> _WHAT IS REQUIRED_:
The expected answer comprises all lines from the entries that contain the string "Singles".

#####

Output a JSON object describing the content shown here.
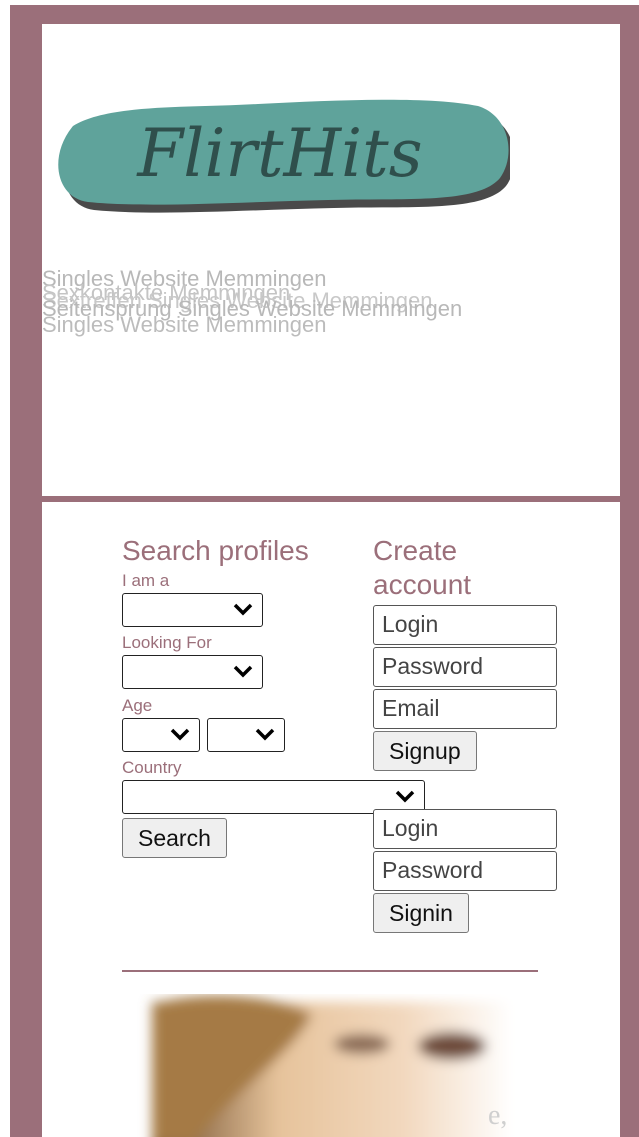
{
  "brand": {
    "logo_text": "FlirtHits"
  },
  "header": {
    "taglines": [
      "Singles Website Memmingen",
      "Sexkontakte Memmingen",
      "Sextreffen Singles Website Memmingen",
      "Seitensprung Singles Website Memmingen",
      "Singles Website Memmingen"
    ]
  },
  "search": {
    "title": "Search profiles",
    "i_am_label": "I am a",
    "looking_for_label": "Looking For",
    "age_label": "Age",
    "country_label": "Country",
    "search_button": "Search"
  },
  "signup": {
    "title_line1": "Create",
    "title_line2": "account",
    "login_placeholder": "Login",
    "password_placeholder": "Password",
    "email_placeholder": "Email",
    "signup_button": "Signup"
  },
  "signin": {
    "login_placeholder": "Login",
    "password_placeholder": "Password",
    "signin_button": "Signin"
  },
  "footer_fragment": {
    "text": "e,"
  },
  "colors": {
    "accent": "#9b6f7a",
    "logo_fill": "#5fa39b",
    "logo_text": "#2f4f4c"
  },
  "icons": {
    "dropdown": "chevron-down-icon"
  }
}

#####

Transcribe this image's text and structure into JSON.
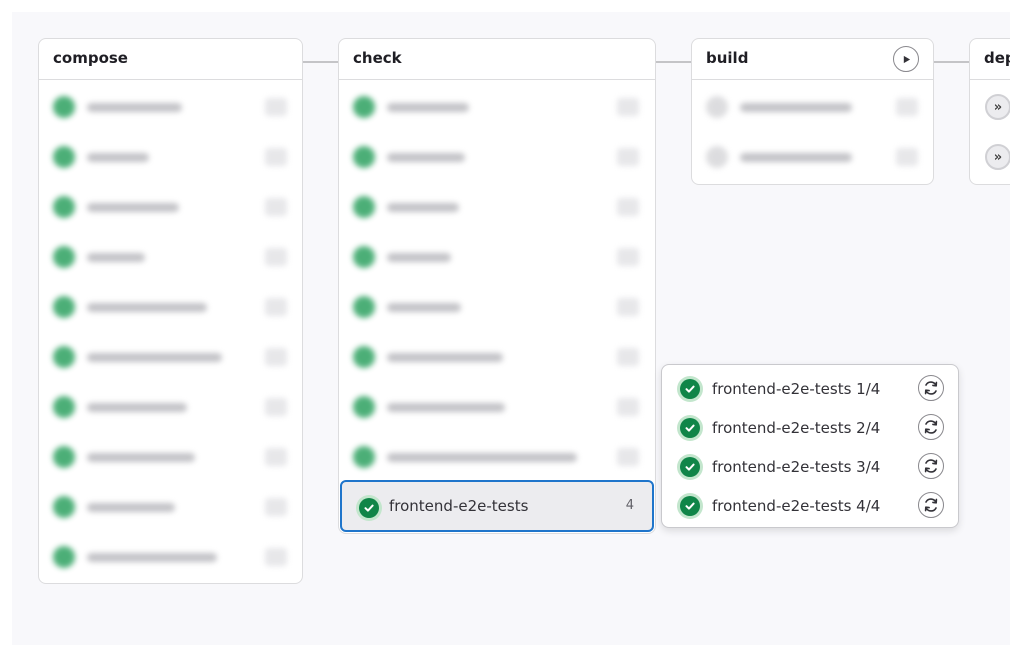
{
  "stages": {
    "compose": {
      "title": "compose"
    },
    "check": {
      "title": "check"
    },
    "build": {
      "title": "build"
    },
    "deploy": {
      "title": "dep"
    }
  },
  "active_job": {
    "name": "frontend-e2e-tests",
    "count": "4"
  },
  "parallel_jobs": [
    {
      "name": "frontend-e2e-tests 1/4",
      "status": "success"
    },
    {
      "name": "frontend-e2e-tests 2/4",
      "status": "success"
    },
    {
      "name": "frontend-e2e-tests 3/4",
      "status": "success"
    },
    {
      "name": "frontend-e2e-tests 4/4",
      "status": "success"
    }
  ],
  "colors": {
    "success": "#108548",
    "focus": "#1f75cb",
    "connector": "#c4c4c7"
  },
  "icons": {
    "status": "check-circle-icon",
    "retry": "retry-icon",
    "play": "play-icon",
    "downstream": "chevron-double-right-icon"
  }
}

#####

> _WRITTEN RESPONSE_:
      "Singles Website Memmingen",
      "Sextreffen Singles Website Memmingen",
      "Seitensprung Singles Website Memmingen",
      "Singles Website Memmingen"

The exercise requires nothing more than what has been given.